(Beginning of EXERCISE DATA)

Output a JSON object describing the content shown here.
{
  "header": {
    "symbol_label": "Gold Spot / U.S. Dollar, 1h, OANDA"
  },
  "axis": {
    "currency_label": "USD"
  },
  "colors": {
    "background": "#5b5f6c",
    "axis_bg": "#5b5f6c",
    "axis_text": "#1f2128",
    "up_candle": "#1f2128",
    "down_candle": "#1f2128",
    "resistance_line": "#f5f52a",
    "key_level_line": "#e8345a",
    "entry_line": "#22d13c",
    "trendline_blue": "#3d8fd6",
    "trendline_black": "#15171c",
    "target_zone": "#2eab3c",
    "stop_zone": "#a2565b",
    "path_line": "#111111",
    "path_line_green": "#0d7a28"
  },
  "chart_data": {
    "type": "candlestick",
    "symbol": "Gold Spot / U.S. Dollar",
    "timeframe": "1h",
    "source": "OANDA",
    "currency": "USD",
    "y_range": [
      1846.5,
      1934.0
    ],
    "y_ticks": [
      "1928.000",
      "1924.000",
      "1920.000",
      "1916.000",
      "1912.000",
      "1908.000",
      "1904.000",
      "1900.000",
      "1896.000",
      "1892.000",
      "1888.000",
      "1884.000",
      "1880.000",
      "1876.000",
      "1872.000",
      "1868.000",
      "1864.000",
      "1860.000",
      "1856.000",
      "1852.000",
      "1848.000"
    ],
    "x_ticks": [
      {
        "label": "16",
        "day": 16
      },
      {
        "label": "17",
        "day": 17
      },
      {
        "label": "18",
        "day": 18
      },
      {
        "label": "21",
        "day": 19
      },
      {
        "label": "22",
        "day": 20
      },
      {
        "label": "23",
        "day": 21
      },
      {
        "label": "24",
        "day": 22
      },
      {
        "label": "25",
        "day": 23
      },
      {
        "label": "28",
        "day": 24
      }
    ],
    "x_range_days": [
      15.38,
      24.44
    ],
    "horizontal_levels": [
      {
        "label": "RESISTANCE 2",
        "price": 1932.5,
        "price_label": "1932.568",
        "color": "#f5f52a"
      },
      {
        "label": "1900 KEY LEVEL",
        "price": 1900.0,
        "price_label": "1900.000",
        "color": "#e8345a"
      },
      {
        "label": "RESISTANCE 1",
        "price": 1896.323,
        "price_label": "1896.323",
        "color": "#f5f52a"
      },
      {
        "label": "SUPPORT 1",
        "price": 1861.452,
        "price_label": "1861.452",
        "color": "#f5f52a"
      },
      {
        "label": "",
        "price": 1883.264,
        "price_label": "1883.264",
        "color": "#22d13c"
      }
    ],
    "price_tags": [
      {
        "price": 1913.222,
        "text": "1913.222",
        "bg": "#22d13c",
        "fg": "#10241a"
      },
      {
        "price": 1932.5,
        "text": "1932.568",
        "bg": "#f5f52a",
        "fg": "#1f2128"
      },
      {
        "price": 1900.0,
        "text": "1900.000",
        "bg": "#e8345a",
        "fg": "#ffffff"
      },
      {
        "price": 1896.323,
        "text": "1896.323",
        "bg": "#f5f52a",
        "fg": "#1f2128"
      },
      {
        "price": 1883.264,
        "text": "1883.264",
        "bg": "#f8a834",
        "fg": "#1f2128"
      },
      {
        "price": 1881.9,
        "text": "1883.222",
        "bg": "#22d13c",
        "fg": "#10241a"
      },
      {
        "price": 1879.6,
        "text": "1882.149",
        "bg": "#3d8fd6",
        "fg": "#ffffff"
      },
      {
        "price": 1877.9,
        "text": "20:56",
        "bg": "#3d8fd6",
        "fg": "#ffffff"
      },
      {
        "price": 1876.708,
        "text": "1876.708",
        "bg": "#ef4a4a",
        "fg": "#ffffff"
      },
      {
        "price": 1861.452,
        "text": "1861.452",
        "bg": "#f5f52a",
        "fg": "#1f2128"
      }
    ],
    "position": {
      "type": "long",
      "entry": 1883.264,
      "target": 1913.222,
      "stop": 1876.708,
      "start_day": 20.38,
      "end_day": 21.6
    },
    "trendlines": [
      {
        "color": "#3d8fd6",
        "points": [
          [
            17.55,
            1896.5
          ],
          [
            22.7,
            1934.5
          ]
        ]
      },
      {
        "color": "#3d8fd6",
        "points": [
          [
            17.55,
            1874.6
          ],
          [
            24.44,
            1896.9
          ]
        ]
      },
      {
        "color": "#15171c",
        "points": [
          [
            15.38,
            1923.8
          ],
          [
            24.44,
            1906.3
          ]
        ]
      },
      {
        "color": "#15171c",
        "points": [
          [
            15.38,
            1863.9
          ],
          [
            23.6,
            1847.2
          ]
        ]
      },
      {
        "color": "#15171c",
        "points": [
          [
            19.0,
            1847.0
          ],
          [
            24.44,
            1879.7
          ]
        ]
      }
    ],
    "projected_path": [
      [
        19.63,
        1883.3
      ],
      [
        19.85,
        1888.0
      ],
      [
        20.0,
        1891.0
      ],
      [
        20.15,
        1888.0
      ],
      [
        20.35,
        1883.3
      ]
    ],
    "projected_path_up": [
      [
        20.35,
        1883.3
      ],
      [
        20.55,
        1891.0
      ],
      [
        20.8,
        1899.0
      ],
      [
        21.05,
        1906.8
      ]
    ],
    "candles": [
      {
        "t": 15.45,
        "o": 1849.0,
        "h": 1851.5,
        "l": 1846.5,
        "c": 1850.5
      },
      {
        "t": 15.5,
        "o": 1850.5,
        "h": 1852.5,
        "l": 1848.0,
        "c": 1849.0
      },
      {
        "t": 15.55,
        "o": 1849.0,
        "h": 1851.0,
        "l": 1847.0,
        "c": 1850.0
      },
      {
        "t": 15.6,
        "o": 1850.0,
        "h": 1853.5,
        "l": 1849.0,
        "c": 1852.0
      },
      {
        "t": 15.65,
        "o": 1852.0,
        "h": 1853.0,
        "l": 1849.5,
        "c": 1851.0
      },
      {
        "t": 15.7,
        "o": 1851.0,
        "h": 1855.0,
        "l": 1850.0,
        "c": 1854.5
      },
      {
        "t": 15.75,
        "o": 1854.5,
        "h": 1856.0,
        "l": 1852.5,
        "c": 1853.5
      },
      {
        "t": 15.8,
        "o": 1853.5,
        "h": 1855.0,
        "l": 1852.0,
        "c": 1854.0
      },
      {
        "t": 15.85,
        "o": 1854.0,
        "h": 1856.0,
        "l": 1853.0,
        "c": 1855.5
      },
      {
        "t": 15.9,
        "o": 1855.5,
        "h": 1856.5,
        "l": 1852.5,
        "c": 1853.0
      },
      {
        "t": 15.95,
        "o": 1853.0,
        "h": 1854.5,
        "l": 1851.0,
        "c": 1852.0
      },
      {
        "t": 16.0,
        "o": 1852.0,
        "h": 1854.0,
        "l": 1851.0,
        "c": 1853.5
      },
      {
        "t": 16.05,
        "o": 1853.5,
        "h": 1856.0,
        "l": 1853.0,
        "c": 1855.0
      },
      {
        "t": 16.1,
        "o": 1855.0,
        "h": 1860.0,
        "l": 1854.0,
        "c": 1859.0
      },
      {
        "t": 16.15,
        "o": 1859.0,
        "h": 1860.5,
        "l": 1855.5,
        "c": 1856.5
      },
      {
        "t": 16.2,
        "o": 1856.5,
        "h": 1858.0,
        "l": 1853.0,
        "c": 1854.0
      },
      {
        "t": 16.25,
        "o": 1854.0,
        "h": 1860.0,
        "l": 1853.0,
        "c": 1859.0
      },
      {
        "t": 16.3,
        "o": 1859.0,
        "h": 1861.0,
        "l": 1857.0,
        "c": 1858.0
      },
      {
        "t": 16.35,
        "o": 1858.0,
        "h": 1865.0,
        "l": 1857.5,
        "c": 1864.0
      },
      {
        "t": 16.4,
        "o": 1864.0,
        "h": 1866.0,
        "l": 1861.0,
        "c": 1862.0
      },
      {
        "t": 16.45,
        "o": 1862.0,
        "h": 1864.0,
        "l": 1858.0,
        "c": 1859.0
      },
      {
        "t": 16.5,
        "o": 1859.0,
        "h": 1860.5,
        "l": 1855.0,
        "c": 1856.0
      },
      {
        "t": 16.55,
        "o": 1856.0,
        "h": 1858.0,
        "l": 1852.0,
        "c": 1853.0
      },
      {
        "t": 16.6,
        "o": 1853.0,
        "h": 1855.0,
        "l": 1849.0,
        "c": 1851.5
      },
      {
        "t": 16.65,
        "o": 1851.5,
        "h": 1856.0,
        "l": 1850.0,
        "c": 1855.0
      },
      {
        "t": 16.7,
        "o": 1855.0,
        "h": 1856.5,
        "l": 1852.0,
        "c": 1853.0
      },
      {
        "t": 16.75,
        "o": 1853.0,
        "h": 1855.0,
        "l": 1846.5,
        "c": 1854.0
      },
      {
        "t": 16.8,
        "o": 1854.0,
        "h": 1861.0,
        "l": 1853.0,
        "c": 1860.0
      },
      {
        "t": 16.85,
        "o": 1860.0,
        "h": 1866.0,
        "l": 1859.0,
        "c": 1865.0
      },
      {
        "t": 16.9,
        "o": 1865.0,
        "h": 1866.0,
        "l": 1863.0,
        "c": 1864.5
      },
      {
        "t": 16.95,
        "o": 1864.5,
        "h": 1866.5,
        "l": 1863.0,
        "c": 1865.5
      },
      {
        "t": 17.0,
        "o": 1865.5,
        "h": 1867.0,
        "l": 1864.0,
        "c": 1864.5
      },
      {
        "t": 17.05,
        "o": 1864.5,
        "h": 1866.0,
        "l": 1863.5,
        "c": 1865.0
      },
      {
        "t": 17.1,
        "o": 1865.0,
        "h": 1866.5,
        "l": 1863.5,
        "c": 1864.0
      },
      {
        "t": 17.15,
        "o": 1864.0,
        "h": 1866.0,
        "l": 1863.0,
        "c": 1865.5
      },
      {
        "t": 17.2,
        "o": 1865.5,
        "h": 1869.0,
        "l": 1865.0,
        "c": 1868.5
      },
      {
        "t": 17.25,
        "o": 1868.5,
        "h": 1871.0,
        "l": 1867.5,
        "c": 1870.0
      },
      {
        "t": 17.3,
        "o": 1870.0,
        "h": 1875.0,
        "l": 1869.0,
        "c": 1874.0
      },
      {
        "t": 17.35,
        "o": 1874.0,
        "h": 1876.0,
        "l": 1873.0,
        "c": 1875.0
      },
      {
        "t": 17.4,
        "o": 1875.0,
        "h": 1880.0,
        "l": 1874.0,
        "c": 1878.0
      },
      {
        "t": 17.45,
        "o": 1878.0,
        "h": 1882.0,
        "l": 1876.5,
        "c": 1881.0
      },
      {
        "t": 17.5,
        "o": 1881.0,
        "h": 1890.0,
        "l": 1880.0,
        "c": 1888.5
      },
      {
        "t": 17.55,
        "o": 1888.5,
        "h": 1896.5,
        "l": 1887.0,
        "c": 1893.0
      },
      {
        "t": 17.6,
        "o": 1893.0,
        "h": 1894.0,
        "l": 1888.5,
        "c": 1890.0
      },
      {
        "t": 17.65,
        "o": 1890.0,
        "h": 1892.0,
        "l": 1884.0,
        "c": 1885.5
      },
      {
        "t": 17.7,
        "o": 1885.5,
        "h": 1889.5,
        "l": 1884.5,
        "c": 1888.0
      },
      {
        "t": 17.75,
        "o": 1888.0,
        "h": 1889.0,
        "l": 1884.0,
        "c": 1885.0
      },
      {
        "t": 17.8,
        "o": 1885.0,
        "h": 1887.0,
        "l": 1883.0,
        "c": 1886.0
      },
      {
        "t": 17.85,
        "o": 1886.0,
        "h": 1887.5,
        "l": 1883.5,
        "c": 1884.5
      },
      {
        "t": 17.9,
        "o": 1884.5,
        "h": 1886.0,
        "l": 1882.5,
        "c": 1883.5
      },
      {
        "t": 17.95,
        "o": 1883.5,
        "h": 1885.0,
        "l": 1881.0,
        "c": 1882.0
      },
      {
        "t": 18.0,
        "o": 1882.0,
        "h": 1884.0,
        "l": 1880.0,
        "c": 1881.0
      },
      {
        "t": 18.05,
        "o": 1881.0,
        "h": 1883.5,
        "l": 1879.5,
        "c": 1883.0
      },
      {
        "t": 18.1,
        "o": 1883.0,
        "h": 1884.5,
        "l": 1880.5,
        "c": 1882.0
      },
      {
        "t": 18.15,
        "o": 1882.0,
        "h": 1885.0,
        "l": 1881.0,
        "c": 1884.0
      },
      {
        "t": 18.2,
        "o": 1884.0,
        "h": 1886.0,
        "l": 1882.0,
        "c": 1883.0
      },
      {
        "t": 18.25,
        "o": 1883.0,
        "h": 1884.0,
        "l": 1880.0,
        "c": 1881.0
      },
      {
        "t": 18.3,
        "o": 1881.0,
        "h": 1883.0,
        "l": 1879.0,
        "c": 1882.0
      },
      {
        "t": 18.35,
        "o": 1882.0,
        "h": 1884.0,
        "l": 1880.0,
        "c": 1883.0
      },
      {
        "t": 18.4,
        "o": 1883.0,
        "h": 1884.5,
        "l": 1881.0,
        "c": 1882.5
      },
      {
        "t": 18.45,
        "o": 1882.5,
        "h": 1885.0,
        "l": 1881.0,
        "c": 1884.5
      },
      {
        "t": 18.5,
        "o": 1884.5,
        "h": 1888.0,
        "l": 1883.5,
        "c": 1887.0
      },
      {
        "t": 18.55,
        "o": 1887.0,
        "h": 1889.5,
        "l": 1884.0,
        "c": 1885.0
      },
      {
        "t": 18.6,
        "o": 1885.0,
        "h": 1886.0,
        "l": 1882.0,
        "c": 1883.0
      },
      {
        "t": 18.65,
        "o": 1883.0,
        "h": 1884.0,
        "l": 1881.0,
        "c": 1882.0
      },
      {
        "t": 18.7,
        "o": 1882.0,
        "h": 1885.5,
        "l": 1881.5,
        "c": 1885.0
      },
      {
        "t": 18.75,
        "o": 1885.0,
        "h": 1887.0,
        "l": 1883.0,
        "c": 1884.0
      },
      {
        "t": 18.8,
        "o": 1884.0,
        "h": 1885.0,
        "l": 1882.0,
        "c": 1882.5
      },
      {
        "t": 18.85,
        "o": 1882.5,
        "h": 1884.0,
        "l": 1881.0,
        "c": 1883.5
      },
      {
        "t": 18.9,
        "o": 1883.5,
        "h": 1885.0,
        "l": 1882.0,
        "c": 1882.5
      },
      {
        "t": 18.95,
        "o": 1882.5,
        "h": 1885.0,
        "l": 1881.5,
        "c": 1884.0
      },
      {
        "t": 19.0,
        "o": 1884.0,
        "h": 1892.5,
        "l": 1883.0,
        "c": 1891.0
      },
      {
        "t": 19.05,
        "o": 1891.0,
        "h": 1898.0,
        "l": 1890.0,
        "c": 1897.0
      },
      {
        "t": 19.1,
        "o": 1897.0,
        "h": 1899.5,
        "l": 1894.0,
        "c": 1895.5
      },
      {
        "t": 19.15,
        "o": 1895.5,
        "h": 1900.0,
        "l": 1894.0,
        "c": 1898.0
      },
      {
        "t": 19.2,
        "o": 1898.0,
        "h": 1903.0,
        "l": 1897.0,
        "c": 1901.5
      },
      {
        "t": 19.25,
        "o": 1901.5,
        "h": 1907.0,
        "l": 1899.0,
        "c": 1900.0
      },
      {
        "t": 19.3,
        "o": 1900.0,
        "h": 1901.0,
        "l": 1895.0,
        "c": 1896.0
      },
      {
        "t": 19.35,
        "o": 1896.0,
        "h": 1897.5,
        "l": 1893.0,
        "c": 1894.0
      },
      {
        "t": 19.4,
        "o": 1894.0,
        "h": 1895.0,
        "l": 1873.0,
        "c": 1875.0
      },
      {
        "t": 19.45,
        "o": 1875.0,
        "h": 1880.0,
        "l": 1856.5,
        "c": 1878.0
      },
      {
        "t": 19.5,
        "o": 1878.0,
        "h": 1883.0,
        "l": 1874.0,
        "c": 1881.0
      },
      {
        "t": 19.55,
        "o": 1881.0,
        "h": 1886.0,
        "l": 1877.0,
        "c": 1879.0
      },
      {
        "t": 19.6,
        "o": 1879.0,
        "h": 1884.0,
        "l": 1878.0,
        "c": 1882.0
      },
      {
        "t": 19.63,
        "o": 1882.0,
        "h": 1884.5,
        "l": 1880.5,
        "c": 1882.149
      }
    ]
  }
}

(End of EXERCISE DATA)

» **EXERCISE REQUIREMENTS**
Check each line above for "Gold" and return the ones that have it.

» **REPLY TO THE TASK**
    "symbol_label": "Gold Spot / U.S. Dollar, 1h, OANDA"
    "symbol": "Gold Spot / U.S. Dollar",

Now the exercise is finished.